▶ Directions
Print all records exactly, leaving nothing out.

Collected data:
++++++++++++++++++++
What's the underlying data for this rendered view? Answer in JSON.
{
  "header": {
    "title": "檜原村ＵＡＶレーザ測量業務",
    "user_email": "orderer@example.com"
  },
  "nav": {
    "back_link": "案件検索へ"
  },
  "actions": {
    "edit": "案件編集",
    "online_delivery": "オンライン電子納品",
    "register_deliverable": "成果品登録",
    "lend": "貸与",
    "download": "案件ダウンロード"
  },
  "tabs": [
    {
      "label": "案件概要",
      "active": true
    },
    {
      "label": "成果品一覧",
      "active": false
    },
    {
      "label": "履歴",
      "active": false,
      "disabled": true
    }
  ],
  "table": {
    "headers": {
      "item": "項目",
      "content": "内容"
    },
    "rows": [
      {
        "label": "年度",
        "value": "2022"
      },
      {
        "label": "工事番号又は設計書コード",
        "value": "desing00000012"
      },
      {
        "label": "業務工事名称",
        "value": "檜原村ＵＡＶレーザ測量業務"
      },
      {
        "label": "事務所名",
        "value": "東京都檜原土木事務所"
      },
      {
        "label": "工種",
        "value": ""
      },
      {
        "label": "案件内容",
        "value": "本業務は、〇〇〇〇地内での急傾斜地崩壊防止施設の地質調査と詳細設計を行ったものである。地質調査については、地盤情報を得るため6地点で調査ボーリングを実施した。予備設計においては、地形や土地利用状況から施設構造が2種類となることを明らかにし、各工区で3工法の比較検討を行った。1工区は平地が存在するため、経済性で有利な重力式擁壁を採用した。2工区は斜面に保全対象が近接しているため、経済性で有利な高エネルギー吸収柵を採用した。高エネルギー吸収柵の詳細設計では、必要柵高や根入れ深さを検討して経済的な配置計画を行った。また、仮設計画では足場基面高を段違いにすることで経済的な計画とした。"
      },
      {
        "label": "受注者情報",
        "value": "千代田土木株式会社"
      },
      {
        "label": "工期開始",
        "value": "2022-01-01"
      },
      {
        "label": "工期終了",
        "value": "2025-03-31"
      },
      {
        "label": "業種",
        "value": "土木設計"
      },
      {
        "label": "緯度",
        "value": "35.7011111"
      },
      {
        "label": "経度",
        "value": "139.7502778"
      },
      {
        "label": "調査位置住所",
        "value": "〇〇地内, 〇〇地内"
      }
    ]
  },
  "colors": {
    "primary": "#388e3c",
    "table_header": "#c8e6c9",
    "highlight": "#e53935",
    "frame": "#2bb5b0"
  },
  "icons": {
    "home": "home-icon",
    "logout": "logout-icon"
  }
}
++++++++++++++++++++
▶ Result
What's the underlying data for this rendered view? Answer in JSON.
{
  "header": {
    "title": "檜原村ＵＡＶレーザ測量業務",
    "user_email": "orderer@example.com"
  },
  "nav": {
    "back_link": "案件検索へ"
  },
  "actions": {
    "edit": "案件編集",
    "online_delivery": "オンライン電子納品",
    "register_deliverable": "成果品登録",
    "lend": "貸与",
    "download": "案件ダウンロード"
  },
  "tabs": [
    {
      "label": "案件概要",
      "active": true
    },
    {
      "label": "成果品一覧",
      "active": false
    },
    {
      "label": "履歴",
      "active": false,
      "disabled": true
    }
  ],
  "table": {
    "headers": {
      "item": "項目",
      "content": "内容"
    },
    "rows": [
      {
        "label": "年度",
        "value": "2022"
      },
      {
        "label": "工事番号又は設計書コード",
        "value": "desing00000012"
      },
      {
        "label": "業務工事名称",
        "value": "檜原村ＵＡＶレーザ測量業務"
      },
      {
        "label": "事務所名",
        "value": "東京都檜原土木事務所"
      },
      {
        "label": "工種",
        "value": ""
      },
      {
        "label": "案件内容",
        "value": "本業務は、〇〇〇〇地内での急傾斜地崩壊防止施設の地質調査と詳細設計を行ったものである。地質調査については、地盤情報を得るため6地点で調査ボーリングを実施した。予備設計においては、地形や土地利用状況から施設構造が2種類となることを明らかにし、各工区で3工法の比較検討を行った。1工区は平地が存在するため、経済性で有利な重力式擁壁を採用した。2工区は斜面に保全対象が近接しているため、経済性で有利な高エネルギー吸収柵を採用した。高エネルギー吸収柵の詳細設計では、必要柵高や根入れ深さを検討して経済的な配置計画を行った。また、仮設計画では足場基面高を段違いにすることで経済的な計画とした。"
      },
      {
        "label": "受注者情報",
        "value": "千代田土木株式会社"
      },
      {
        "label": "工期開始",
        "value": "2022-01-01"
      },
      {
        "label": "工期終了",
        "value": "2025-03-31"
      },
      {
        "label": "業種",
        "value": "土木設計"
      },
      {
        "label": "緯度",
        "value": "35.7011111"
      },
      {
        "label": "経度",
        "value": "139.7502778"
      },
      {
        "label": "調査位置住所",
        "value": "〇〇地内, 〇〇地内"
      }
    ]
  },
  "colors": {
    "primary": "#388e3c",
    "table_header": "#c8e6c9",
    "highlight": "#e53935",
    "frame": "#2bb5b0"
  },
  "icons": {
    "home": "home-icon",
    "logout": "logout-icon"
  }
}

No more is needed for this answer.